Constraints, used a little like the programming of a machine that is given the power to learn, assisted the direction of the project and allowed a closer awareness of any learning that is achieved through repetition and internal feedback loops. I could use multiple images of the same poster image whenever I wished, cutting it as many times as desired. The content of the film itself was not relevant to the process, in fact most of the films I had not watched. The resulting collage must always be the dimension of the film poster itself.
As I used “Negative feedback” as a process where the machine is controlled on the basis of its actual, not expected, performance, I gained a better awareness of my creative choices. Choices that were affected by the previous days, reselecting imagery to enhance its properties, to refine my craft. Although analog, scissors acted as a tool to perform the task, while the goal was to complete the 21 works in a set number of days. In fact, within each day the time spent making the work eventually decreased, from a whole day when I started, to around two hours toward the end.
The image of the face appears frequently in this work, chosen for its connection to the head, the brain, where the feedback loop begins. Heads are receivers of mass culture, which is both shaped by them and shaped from them. The body is the other repeating symbol, as all films have a main character and this repeating protagonist becomes an emblem for humanity. Sometimes androgynous, often cyborg looking, the silhouette may appear alone or in company. Sometimes the whole collage is created through a wet pasting method: soaking all the paper fragments in water and pasting them to the surface to seal them together like a street poster to a wall. In this way the image becomes one interlocking mechanism.
Nina, Maria and culturala
Nina is a multidisciplinary artist working with paper, exploring human interaction and relationship with the environment. You can see more of her work on her website, ninafraser.xyz or by subscribing to her newsletter.

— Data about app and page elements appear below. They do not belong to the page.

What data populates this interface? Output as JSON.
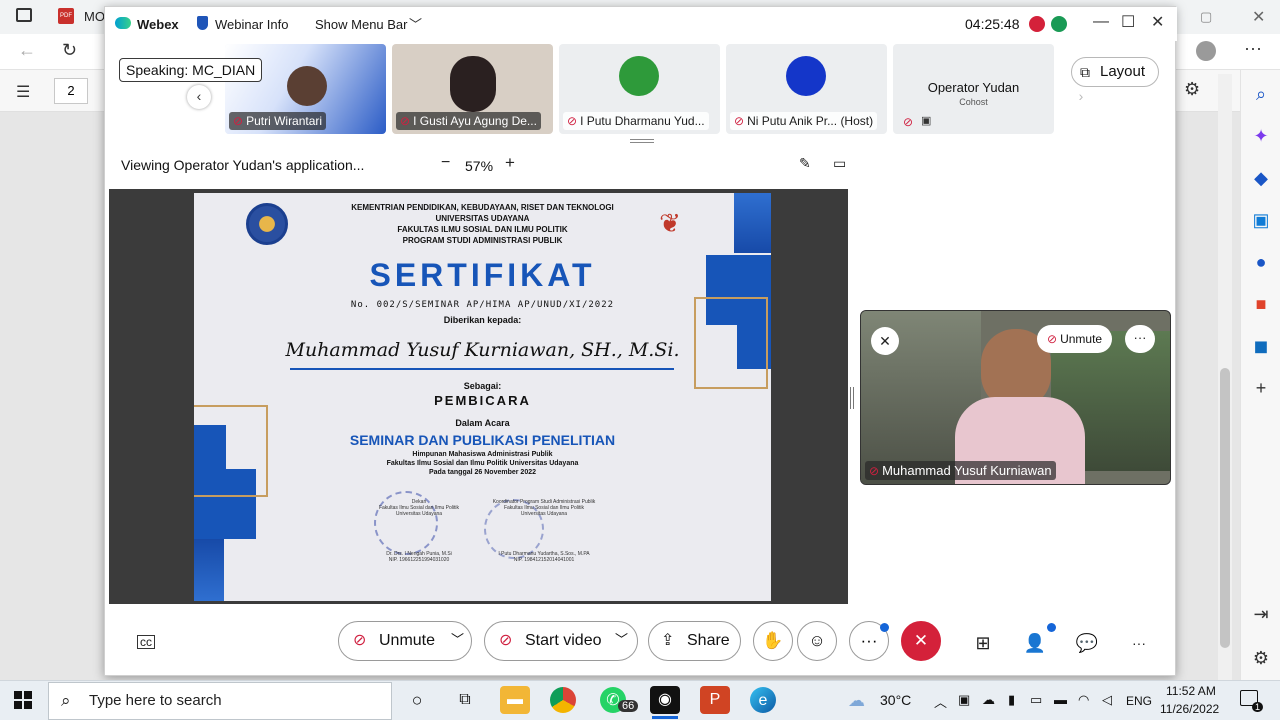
{
  "browser": {
    "tab_title": "MO",
    "page_number": "2"
  },
  "webex": {
    "app_name": "Webex",
    "webinar_info": "Webinar Info",
    "show_menu_bar": "Show Menu Bar",
    "clock": "04:25:48",
    "speaking_label": "Speaking:",
    "speaking_name": "MC_DIAN",
    "layout_label": "Layout",
    "participants": [
      {
        "name": "Putri Wirantari"
      },
      {
        "name": "I Gusti Ayu Agung De..."
      },
      {
        "name": "I Putu Dharmanu Yud..."
      },
      {
        "name": "Ni Putu Anik Pr... (Host)"
      },
      {
        "name": "Operator Yudan",
        "role": "Cohost"
      }
    ],
    "viewing_text": "Viewing Operator Yudan's application...",
    "zoom": "57%",
    "self_view": {
      "unmute_label": "Unmute",
      "name": "Muhammad Yusuf Kurniawan"
    },
    "controls": {
      "unmute": "Unmute",
      "start_video": "Start video",
      "share": "Share"
    }
  },
  "certificate": {
    "header_lines": [
      "KEMENTRIAN PENDIDIKAN, KEBUDAYAAN, RISET DAN TEKNOLOGI",
      "UNIVERSITAS UDAYANA",
      "FAKULTAS ILMU SOSIAL DAN ILMU POLITIK",
      "PROGRAM STUDI ADMINISTRASI PUBLIK"
    ],
    "title": "SERTIFIKAT",
    "number": "No. 002/S/SEMINAR AP/HIMA AP/UNUD/XI/2022",
    "given_to": "Diberikan kepada:",
    "recipient": "Muhammad Yusuf Kurniawan, SH., M.Si.",
    "as_label": "Sebagai:",
    "role": "PEMBICARA",
    "event_label": "Dalam Acara",
    "event": "SEMINAR DAN PUBLIKASI PENELITIAN",
    "organizer_lines": [
      "Himpunan Mahasiswa Administrasi Publik",
      "Fakultas Ilmu Sosial dan Ilmu Politik Universitas Udayana",
      "Pada tanggal 26 November 2022"
    ],
    "sign_left": [
      "Dekan",
      "Fakultas Ilmu Sosial dan Ilmu Politik",
      "Universitas Udayana",
      "Dr. Drs. I Nengah Punia, M.Si",
      "NIP. 196612251994031020"
    ],
    "sign_right": [
      "Koordinator Program Studi Administrasi Publik",
      "Fakultas Ilmu Sosial dan Ilmu Politik",
      "Universitas Udayana",
      "I Putu Dharmanu Yudartha, S.Sos., M.PA",
      "NIP. 198412152014041001"
    ]
  },
  "taskbar": {
    "search_placeholder": "Type here to search",
    "whatsapp_badge": "66",
    "weather": "30°C",
    "language": "ENG",
    "time": "11:52 AM",
    "date": "11/26/2022",
    "notification_count": "1"
  },
  "colors": {
    "accent": "#1755b8",
    "end_red": "#d4213a",
    "gold": "#c79d5f"
  }
}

You can find her works on show in the 𝗖𝗮𝗹𝗲𝗻𝗱𝗮́𝗿𝗶𝗼 𝗮𝘃𝘂𝗹𝘀𝗼 𝗯𝘆 𝗡𝗶𝗻𝗮 𝗙𝗿𝗮𝘀𝗲𝗿 𝗮𝗻𝗱 𝗣𝗮𝗼𝗹𝗮 𝗗’𝗔𝗴𝗼𝘀𝘁𝗶𝗻𝗼 exhibition at Studio Seco, a new studio and gallery space in Alcântara, Lisbon. 8th-29th of September, Travessa do Giestal 45a.